**What to do**
Every record below should appear in your answer, copied exactly.
*** Block opens ***
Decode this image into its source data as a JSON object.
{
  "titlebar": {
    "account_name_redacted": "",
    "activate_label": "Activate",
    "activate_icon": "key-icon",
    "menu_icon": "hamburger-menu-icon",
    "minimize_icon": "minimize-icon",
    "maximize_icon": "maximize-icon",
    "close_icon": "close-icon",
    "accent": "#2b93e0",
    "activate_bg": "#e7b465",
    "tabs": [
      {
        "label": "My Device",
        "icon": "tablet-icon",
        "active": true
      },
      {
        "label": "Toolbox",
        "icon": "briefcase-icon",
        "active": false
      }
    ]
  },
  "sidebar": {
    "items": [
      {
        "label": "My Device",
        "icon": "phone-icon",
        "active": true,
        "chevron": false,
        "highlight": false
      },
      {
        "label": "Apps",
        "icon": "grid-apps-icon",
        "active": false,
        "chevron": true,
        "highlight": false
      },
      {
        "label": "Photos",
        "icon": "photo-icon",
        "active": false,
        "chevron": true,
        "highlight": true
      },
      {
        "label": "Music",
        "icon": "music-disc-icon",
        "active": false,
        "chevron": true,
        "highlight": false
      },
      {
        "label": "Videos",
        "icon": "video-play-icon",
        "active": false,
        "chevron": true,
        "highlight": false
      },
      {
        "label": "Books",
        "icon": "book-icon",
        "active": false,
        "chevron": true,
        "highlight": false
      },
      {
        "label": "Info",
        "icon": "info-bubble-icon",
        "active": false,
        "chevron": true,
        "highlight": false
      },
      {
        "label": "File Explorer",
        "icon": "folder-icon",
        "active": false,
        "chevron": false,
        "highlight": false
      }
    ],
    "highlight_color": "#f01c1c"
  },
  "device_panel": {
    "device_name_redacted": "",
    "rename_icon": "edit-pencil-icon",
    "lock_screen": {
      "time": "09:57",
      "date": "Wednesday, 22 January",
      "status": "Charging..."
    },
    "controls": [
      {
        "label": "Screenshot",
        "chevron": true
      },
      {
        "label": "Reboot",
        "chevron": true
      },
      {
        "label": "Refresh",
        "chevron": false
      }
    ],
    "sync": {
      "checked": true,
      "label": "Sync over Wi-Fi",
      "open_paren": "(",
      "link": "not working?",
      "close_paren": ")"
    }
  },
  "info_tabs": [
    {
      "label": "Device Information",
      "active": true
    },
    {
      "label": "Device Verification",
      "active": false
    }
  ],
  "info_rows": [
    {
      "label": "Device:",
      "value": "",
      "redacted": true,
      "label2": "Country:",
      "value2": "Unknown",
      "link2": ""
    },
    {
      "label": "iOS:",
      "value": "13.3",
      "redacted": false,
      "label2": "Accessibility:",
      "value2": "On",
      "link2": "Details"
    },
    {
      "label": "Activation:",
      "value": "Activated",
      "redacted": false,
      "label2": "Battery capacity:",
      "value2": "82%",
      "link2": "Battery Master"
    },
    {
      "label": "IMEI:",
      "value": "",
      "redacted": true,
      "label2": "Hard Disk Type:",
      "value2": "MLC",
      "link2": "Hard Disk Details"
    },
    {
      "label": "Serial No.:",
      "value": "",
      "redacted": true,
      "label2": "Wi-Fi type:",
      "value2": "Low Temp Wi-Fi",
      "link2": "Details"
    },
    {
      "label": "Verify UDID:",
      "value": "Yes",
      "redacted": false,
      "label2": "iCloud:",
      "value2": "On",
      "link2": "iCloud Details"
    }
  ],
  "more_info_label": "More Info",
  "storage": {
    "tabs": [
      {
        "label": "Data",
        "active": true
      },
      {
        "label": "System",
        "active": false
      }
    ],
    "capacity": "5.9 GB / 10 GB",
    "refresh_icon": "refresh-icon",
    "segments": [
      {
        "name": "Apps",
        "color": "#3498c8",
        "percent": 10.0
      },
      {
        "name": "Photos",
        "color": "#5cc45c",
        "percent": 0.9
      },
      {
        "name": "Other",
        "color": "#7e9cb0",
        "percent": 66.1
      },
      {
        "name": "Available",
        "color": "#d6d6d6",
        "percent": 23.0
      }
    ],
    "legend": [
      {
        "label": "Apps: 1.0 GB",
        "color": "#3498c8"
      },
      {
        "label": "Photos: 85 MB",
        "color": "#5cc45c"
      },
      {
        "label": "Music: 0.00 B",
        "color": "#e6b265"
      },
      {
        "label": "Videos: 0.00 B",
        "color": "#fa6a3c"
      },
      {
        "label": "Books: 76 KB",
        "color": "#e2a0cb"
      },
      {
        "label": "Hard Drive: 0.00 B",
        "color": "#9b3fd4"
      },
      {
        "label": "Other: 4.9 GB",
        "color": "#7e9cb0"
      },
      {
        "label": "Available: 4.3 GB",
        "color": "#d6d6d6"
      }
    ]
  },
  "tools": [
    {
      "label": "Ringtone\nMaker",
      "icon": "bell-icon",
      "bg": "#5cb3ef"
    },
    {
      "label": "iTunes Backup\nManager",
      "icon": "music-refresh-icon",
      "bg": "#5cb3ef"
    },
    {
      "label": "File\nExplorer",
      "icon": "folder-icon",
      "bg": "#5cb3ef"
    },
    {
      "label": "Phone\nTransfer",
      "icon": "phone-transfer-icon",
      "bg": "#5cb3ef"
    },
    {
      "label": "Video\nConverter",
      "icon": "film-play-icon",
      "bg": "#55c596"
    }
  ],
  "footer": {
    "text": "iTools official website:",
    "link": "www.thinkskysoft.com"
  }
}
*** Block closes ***
**Result of this exercise**
Decode this image into its source data as a JSON object.
{
  "titlebar": {
    "account_name_redacted": "",
    "activate_label": "Activate",
    "activate_icon": "key-icon",
    "menu_icon": "hamburger-menu-icon",
    "minimize_icon": "minimize-icon",
    "maximize_icon": "maximize-icon",
    "close_icon": "close-icon",
    "accent": "#2b93e0",
    "activate_bg": "#e7b465",
    "tabs": [
      {
        "label": "My Device",
        "icon": "tablet-icon",
        "active": true
      },
      {
        "label": "Toolbox",
        "icon": "briefcase-icon",
        "active": false
      }
    ]
  },
  "sidebar": {
    "items": [
      {
        "label": "My Device",
        "icon": "phone-icon",
        "active": true,
        "chevron": false,
        "highlight": false
      },
      {
        "label": "Apps",
        "icon": "grid-apps-icon",
        "active": false,
        "chevron": true,
        "highlight": false
      },
      {
        "label": "Photos",
        "icon": "photo-icon",
        "active": false,
        "chevron": true,
        "highlight": true
      },
      {
        "label": "Music",
        "icon": "music-disc-icon",
        "active": false,
        "chevron": true,
        "highlight": false
      },
      {
        "label": "Videos",
        "icon": "video-play-icon",
        "active": false,
        "chevron": true,
        "highlight": false
      },
      {
        "label": "Books",
        "icon": "book-icon",
        "active": false,
        "chevron": true,
        "highlight": false
      },
      {
        "label": "Info",
        "icon": "info-bubble-icon",
        "active": false,
        "chevron": true,
        "highlight": false
      },
      {
        "label": "File Explorer",
        "icon": "folder-icon",
        "active": false,
        "chevron": false,
        "highlight": false
      }
    ],
    "highlight_color": "#f01c1c"
  },
  "device_panel": {
    "device_name_redacted": "",
    "rename_icon": "edit-pencil-icon",
    "lock_screen": {
      "time": "09:57",
      "date": "Wednesday, 22 January",
      "status": "Charging..."
    },
    "controls": [
      {
        "label": "Screenshot",
        "chevron": true
      },
      {
        "label": "Reboot",
        "chevron": true
      },
      {
        "label": "Refresh",
        "chevron": false
      }
    ],
    "sync": {
      "checked": true,
      "label": "Sync over Wi-Fi",
      "open_paren": "(",
      "link": "not working?",
      "close_paren": ")"
    }
  },
  "info_tabs": [
    {
      "label": "Device Information",
      "active": true
    },
    {
      "label": "Device Verification",
      "active": false
    }
  ],
  "info_rows": [
    {
      "label": "Device:",
      "value": "",
      "redacted": true,
      "label2": "Country:",
      "value2": "Unknown",
      "link2": ""
    },
    {
      "label": "iOS:",
      "value": "13.3",
      "redacted": false,
      "label2": "Accessibility:",
      "value2": "On",
      "link2": "Details"
    },
    {
      "label": "Activation:",
      "value": "Activated",
      "redacted": false,
      "label2": "Battery capacity:",
      "value2": "82%",
      "link2": "Battery Master"
    },
    {
      "label": "IMEI:",
      "value": "",
      "redacted": true,
      "label2": "Hard Disk Type:",
      "value2": "MLC",
      "link2": "Hard Disk Details"
    },
    {
      "label": "Serial No.:",
      "value": "",
      "redacted": true,
      "label2": "Wi-Fi type:",
      "value2": "Low Temp Wi-Fi",
      "link2": "Details"
    },
    {
      "label": "Verify UDID:",
      "value": "Yes",
      "redacted": false,
      "label2": "iCloud:",
      "value2": "On",
      "link2": "iCloud Details"
    }
  ],
  "more_info_label": "More Info",
  "storage": {
    "tabs": [
      {
        "label": "Data",
        "active": true
      },
      {
        "label": "System",
        "active": false
      }
    ],
    "capacity": "5.9 GB / 10 GB",
    "refresh_icon": "refresh-icon",
    "segments": [
      {
        "name": "Apps",
        "color": "#3498c8",
        "percent": 10.0
      },
      {
        "name": "Photos",
        "color": "#5cc45c",
        "percent": 0.9
      },
      {
        "name": "Other",
        "color": "#7e9cb0",
        "percent": 66.1
      },
      {
        "name": "Available",
        "color": "#d6d6d6",
        "percent": 23.0
      }
    ],
    "legend": [
      {
        "label": "Apps: 1.0 GB",
        "color": "#3498c8"
      },
      {
        "label": "Photos: 85 MB",
        "color": "#5cc45c"
      },
      {
        "label": "Music: 0.00 B",
        "color": "#e6b265"
      },
      {
        "label": "Videos: 0.00 B",
        "color": "#fa6a3c"
      },
      {
        "label": "Books: 76 KB",
        "color": "#e2a0cb"
      },
      {
        "label": "Hard Drive: 0.00 B",
        "color": "#9b3fd4"
      },
      {
        "label": "Other: 4.9 GB",
        "color": "#7e9cb0"
      },
      {
        "label": "Available: 4.3 GB",
        "color": "#d6d6d6"
      }
    ]
  },
  "tools": [
    {
      "label": "Ringtone\nMaker",
      "icon": "bell-icon",
      "bg": "#5cb3ef"
    },
    {
      "label": "iTunes Backup\nManager",
      "icon": "music-refresh-icon",
      "bg": "#5cb3ef"
    },
    {
      "label": "File\nExplorer",
      "icon": "folder-icon",
      "bg": "#5cb3ef"
    },
    {
      "label": "Phone\nTransfer",
      "icon": "phone-transfer-icon",
      "bg": "#5cb3ef"
    },
    {
      "label": "Video\nConverter",
      "icon": "film-play-icon",
      "bg": "#55c596"
    }
  ],
  "footer": {
    "text": "iTools official website:",
    "link": "www.thinkskysoft.com"
  }
}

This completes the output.